Soothes Your Nervous System
It has been shown to manage other nervous functions, including twitching, hyperactivity, irritability, and other mental health issues. It has been shown to reduce the risk of stroke.
Magnesium has also been used to treat insomnia, as it helps to relax your muscles, lower your heart rate, and even quiet a troubled mind. (Side note: if you drink or take prescription drugs to relax at night and want to be free from addiction, try using magnesium citrate. Better yet, load up on spinach.)
If you use coffee to kick yourself into gear and stay awake during the day, I recommend adding more magnesium to your diet or taking a supplement. Magnesium works with adenosine triphosphate to manage your energy levels. Some of my friends like to drink reishi mushroom-based coffee because of how it regulates energy throughout the day. If you’re not a coffee drinker, magnesium is a safe and effective way to get approximately the same result.
Clearly, magnesium is enormously important to your entire body. There are over 300 known biochemical functions that require it.
Where Can We Get More Magnesium?
I would rather see you get as much of it as you can from organic vegetables, but as I mentioned before, our food supply is being depleted of nutrients. Much of it has to do with poor soil management – after all, the minerals we need come from the earth. So what can we do to maintain a healthy nutrient balance?
There are some great mineral supplements available on the market, but there are just as many useless ones, so you have to be discerning. Magnesium chelate is the kind found naturally in our food and is usually bound to amino acids, so it is highly absorbable. Magnesium citrate is also safe. In either case, it’s almost impossible to overdose because excess magnesium flushes out through your urine, but if you start to experience diarrhea, chances are you’ve reached your maximum intake.
Also, it is easy to get yourself out of balance when you take large amounts of any supplement without properly balancing it with other nutrients. Calcium without magnesium is toxic, but too large doses of magnesium without an appropriate amount of calcium can also cause you problems. That’s my biggest gripe with supplements – no nutrient operates independently of others, and if you don’t know how to balance them appropriately, you can really hurt yourself by loading up on one to the exclusion of others.
Your best bet is still to get as much as you can from fresh vegetables, especially spinach and bananas.
- A banana a day will keep five different kinds of doctors away.
- Spinach is a magnesium gold mine (as are swiss chard, brussels sprouts, and broccoli). Did you notice that all of these are also widely-known as great sources of non-dairy calcium, too?? The beauty of God’s creation is that, if your food provides you with one key nutrient, it usually also provides the right amounts of the corresponding nutrients (e.g., calcium, phosphorus, iron, and potassium).
- Black beans are an easy win for boosting your magnesium.

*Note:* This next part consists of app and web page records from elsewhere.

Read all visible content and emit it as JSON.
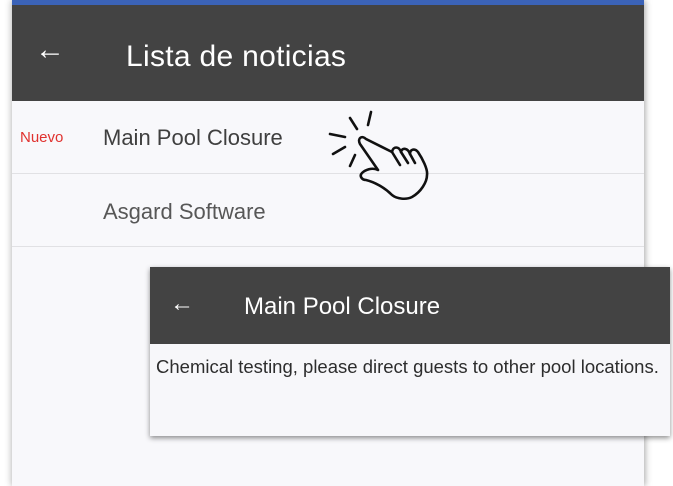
{
  "app": {
    "title": "Lista de noticias",
    "back_icon": "arrow-left-icon",
    "accent_color": "#3b63b8",
    "appbar_color": "#434343"
  },
  "news_list": [
    {
      "badge": "Nuevo",
      "title": "Main Pool Closure"
    },
    {
      "badge": "",
      "title": "Asgard Software"
    }
  ],
  "detail": {
    "title": "Main Pool Closure",
    "back_icon": "arrow-left-icon",
    "body": "Chemical testing, please direct guests to other pool locations."
  },
  "badge_color": "#e0322f",
  "gesture_icon": "tap-hand-icon"
}
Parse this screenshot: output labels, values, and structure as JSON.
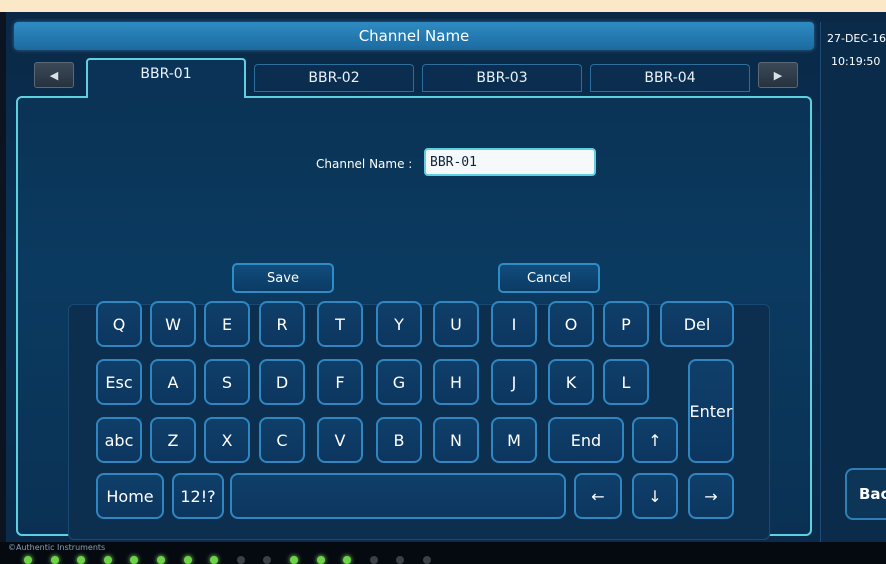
{
  "title": "Channel Name",
  "side": {
    "date": "27-DEC-16",
    "time": "10:19:50",
    "back_label": "Back"
  },
  "tabs": {
    "prev_icon": "◀",
    "next_icon": "▶",
    "items": [
      "BBR-01",
      "BBR-02",
      "BBR-03",
      "BBR-04"
    ],
    "active": "BBR-01"
  },
  "form": {
    "label": "Channel Name :",
    "value": "BBR-01"
  },
  "actions": {
    "save_label": "Save",
    "cancel_label": "Cancel"
  },
  "keyboard": {
    "row1": [
      "Q",
      "W",
      "E",
      "R",
      "T",
      "Y",
      "U",
      "I",
      "O",
      "P",
      "Del"
    ],
    "row2": [
      "Esc",
      "A",
      "S",
      "D",
      "F",
      "G",
      "H",
      "J",
      "K",
      "L"
    ],
    "row3": [
      "abc",
      "Z",
      "X",
      "C",
      "V",
      "B",
      "N",
      "M",
      "End",
      "↑"
    ],
    "row4": [
      "Home",
      "12!?",
      "",
      "←",
      "↓",
      "→"
    ],
    "enter_label": "Enter"
  },
  "footer": {
    "copyright": "©Authentic Instruments"
  },
  "leds": {
    "states": [
      true,
      true,
      true,
      true,
      true,
      true,
      true,
      true,
      false,
      false,
      true,
      true,
      true,
      false,
      false,
      false
    ]
  },
  "colors": {
    "accent": "#5fd0e0",
    "title_bar": "#2278ae",
    "led_on": "#6fd34a",
    "led_off": "#3a4046"
  }
}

- Avocado is one of the best foods you can eat (it’s also a great source of healthy fat).
- Nuts and legumes are also good (especially almonds, pecans, cashews, pumpkin seeds, and walnuts).
- Dairy and poultry have some magnesium, but they come with a whole other list of health concerns, so I’m cautious about recommending them.

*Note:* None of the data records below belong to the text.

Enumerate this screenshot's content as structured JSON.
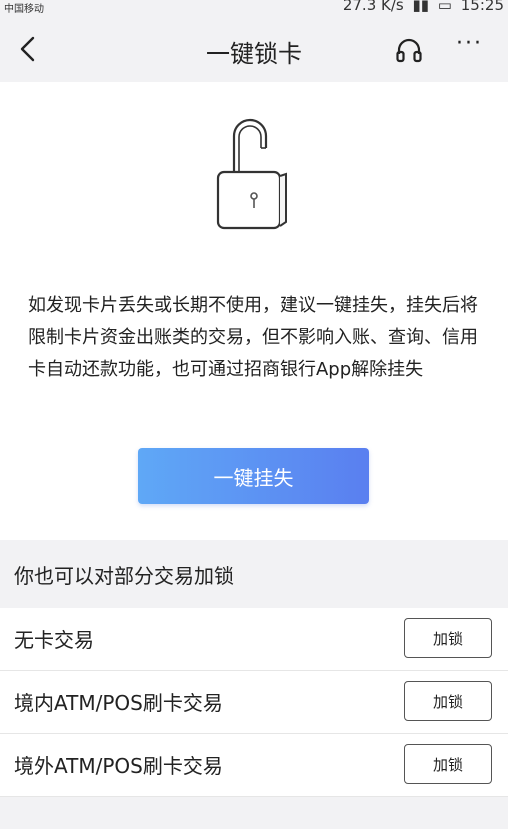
{
  "status_bar": {
    "carrier": "中国移动",
    "speed": "27.3 K/s",
    "time": "15:25"
  },
  "nav": {
    "title": "一键锁卡",
    "back_icon": "chevron-left-icon",
    "service_icon": "headset-icon",
    "more_label": "···"
  },
  "hero": {
    "lock_icon": "padlock-open-icon",
    "description": "如发现卡片丢失或长期不使用，建议一键挂失，挂失后将限制卡片资金出账类的交易，但不影响入账、查询、信用卡自动还款功能，也可通过招商银行App解除挂失",
    "report_loss_button": "一键挂失"
  },
  "partial_lock": {
    "section_title": "你也可以对部分交易加锁",
    "items": [
      {
        "label": "无卡交易",
        "button": "加锁"
      },
      {
        "label": "境内ATM/POS刷卡交易",
        "button": "加锁"
      },
      {
        "label": "境外ATM/POS刷卡交易",
        "button": "加锁"
      }
    ]
  },
  "colors": {
    "button_gradient_start": "#5fa8f6",
    "button_gradient_end": "#5a7ff0",
    "page_bg": "#f2f2f4"
  }
}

I can’t precisely diagnose your condition without an in-person evaluation, but this is a good place to start. The point is, magnesium is available to you, and if by eating more magnesium-rich foods you find that some of your physical pain is being reduced, then that’s a win, even if it doesn’t solve everything. If you live in the Naples area, I invite you to visit my office behind the YMCA on Pine Ridge Road and let’s talk about your health goals.
Magnesium deficiency is a problem nearly everyone deals with at some point. Take a few seconds to share this article on your favorite social media outlet; it might surprise you who needs to read it today.

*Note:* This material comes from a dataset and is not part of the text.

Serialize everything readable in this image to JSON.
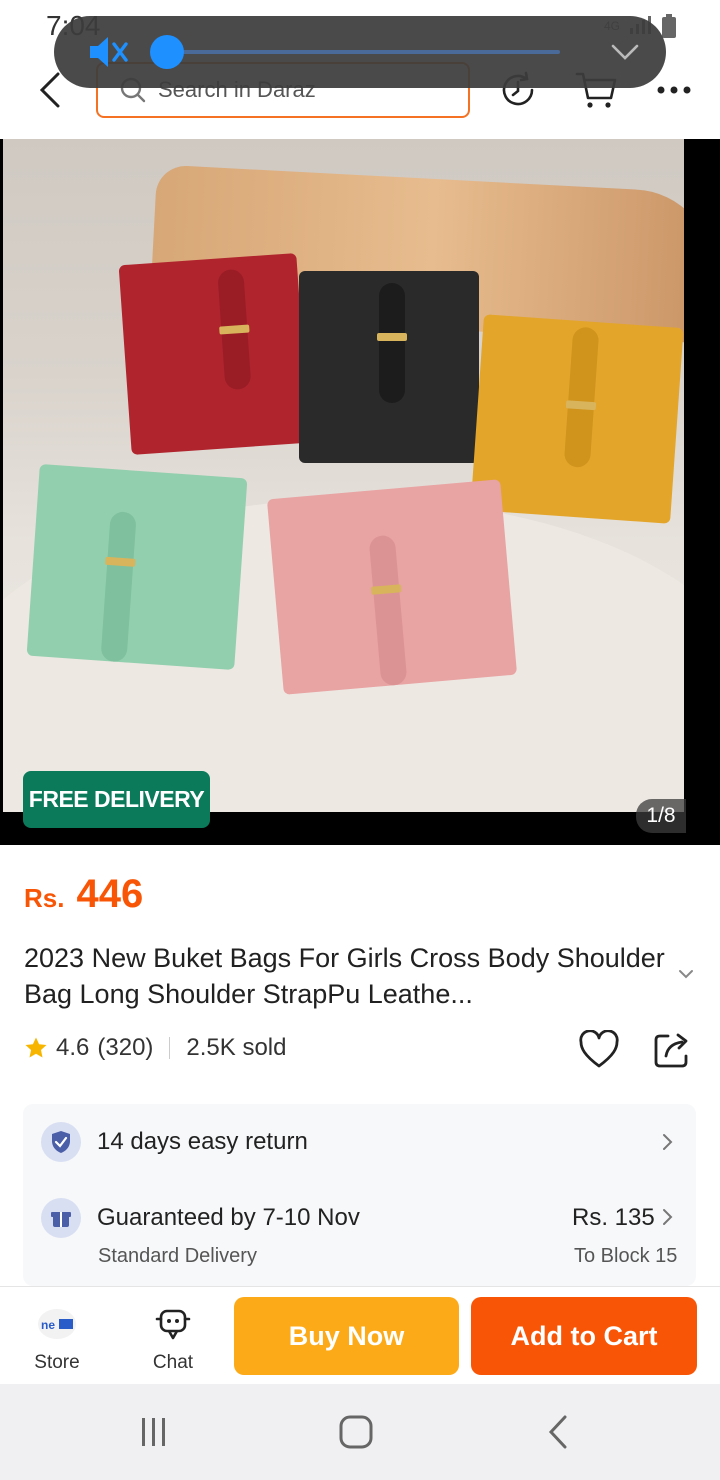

“At the end of your feelings is NOTHING. At the end of your principles is a PROMISE.” — Eric Thomas